Insurance 25 May 2017
Why building a healthy career plan is essential to success
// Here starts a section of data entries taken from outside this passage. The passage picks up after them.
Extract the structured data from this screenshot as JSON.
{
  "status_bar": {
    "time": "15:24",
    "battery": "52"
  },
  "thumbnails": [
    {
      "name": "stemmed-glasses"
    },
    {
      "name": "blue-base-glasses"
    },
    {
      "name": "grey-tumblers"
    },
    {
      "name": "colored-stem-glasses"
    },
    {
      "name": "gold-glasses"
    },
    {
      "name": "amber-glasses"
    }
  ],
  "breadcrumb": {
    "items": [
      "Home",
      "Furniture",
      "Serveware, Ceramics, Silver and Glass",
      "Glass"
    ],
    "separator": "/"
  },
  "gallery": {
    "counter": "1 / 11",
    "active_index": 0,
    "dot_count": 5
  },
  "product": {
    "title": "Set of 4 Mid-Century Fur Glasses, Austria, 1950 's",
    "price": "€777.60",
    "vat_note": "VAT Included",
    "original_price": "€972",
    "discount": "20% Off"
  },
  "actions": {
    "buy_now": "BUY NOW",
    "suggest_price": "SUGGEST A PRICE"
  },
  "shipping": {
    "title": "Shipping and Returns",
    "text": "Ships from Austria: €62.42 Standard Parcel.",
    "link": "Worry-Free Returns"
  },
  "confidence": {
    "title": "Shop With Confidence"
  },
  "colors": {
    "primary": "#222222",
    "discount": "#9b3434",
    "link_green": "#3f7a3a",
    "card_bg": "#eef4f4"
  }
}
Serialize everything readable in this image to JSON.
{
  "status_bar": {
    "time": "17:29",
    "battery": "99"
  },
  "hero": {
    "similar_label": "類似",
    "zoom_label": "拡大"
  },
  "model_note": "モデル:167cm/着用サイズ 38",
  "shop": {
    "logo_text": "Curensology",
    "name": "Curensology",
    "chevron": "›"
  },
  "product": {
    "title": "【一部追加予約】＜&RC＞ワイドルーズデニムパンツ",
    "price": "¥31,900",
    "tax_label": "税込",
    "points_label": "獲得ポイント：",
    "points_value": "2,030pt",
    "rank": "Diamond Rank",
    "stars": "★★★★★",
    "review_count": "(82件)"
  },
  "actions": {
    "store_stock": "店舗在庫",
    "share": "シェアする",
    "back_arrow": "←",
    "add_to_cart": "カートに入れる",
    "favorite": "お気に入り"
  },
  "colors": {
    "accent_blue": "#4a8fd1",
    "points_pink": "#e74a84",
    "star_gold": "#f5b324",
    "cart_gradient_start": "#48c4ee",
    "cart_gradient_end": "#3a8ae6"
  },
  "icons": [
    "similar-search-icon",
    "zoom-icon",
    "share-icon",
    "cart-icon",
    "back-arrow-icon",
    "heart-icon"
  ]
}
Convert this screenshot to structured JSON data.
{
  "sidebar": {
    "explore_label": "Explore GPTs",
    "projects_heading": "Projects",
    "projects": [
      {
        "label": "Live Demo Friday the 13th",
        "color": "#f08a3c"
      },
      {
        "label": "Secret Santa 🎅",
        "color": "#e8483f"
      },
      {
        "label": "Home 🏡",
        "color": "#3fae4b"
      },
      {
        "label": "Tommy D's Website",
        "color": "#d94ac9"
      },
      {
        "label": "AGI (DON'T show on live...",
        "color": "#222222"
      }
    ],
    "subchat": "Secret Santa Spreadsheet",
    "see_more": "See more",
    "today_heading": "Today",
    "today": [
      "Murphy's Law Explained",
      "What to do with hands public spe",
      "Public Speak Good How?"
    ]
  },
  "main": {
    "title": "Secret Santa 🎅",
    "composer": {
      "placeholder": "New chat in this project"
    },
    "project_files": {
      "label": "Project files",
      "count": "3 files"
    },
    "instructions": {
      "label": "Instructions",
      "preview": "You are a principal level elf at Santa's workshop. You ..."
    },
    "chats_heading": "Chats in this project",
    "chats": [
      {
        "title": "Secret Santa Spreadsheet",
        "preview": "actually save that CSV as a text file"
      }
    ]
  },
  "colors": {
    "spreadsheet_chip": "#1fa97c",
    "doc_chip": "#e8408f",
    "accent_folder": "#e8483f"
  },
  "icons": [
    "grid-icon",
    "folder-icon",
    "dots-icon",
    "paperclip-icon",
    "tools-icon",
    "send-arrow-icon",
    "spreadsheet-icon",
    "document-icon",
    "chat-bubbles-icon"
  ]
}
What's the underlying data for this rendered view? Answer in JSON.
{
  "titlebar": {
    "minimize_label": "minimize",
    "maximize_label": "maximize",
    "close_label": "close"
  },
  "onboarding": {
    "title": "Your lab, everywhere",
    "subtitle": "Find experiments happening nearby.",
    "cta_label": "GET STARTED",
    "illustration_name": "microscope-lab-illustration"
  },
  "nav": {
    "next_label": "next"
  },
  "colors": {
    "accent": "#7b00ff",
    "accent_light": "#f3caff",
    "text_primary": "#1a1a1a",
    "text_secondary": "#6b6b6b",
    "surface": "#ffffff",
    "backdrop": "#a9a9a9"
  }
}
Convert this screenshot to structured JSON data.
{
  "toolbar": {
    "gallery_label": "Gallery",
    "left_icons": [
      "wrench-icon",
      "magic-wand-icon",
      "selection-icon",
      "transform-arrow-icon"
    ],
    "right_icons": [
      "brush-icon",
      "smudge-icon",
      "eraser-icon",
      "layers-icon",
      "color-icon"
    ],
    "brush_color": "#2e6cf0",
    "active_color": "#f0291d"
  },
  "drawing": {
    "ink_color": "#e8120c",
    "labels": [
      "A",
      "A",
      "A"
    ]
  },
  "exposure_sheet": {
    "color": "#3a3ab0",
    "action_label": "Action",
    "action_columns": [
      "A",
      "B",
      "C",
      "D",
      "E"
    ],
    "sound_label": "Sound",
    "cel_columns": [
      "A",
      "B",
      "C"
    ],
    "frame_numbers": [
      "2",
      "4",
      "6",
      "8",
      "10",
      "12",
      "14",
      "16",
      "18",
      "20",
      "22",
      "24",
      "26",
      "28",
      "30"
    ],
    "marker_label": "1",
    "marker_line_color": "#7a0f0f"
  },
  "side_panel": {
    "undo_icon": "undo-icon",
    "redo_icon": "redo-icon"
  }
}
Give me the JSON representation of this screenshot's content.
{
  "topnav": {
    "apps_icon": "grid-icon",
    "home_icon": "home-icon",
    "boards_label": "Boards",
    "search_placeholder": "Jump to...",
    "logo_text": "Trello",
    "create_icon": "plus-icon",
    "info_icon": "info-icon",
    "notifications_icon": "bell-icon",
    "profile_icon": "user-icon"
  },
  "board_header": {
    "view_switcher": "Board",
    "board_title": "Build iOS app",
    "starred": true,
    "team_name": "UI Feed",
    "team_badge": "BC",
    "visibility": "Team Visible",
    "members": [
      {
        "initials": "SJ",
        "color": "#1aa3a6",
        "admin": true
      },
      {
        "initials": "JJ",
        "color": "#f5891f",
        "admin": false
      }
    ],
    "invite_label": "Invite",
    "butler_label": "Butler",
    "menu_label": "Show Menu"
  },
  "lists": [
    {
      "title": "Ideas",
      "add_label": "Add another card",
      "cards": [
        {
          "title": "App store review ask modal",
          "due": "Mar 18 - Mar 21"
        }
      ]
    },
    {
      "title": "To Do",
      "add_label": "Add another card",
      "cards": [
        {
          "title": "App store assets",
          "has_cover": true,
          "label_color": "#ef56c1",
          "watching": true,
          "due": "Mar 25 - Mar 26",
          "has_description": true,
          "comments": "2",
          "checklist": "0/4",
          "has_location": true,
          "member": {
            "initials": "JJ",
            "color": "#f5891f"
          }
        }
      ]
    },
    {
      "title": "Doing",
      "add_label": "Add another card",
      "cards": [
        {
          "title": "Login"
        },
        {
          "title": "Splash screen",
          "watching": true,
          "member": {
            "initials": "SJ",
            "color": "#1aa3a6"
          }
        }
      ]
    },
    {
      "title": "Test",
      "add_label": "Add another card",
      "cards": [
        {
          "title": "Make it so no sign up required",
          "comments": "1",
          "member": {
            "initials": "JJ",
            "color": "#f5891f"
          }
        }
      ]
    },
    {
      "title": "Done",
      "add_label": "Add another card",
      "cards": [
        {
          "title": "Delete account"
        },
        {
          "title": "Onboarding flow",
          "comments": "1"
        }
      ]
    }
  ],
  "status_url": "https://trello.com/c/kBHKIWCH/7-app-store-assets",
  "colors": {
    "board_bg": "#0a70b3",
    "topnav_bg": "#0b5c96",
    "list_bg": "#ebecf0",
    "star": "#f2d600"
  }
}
Building a healthy career is essential for anyone who wants to have a fulfilling life. Here, the co-founders of Monkey Puzzle Training and Consultancy, Karen Meager and John McLachlan, offer readers some tips for achieving success in work. Let’s start with the challenge of having a healthy career. Unfortunately, the pressure is often on men to conform to the false image of what having a successful career is. The long hours, working hard, being tough (whatever that means) and being able to cope with stress whilst not have any emotion. All of this is nonsense. it’s damaging, and if you buy into it, it’s a barrier to having a healthy career. Almost all of the men we spend time coaching know this already, yet they still do it, even though they know that it is not only unhealthy, it is actually inefficient and counterproductive. What they and a lot of other men need help with is believing that they can break out of the pressure to conform to this image, before planning and taking the action needed to build their healthy career. The starting point for this change is to think in terms of rhythm, not balance. Here, the idea of a work-life balance does not make sense, and can be unhelpful, since work is part of one’s life, not something to be balanced against it. Trying to create balance uses up energy in the constant battle of competing priorities, and the attempt to keep everyone happy, which can never be done. By seeing your career as part of the rhythm of your life, you will have control over time, It will allow you to make decisions much more easily, and people will know where they stand with you. This changes your thinking, and immediately reduces your stress. Ask yourself: What would I like my life to look like? How much of my life do I want to spend on my career compared to the other things in my life The answers will be deeply personal, and you shouldnt compare yourself with what colleagues or friends would do. When you gain some clarity, the next step is to take some time to consider what your goals are for your healthy career. Do you want to reach the top of the corporate ladder? Some people do and some people don’t. Do you want to be a technical expert in a particular area and what will that take? Do you want a job that pays reasonably well, challenges you enough and also gives you time at night and weekends to spend time on your hobbies or with friends and family? Is being your own boss the goal, and if so, what are the stepping stones to get there?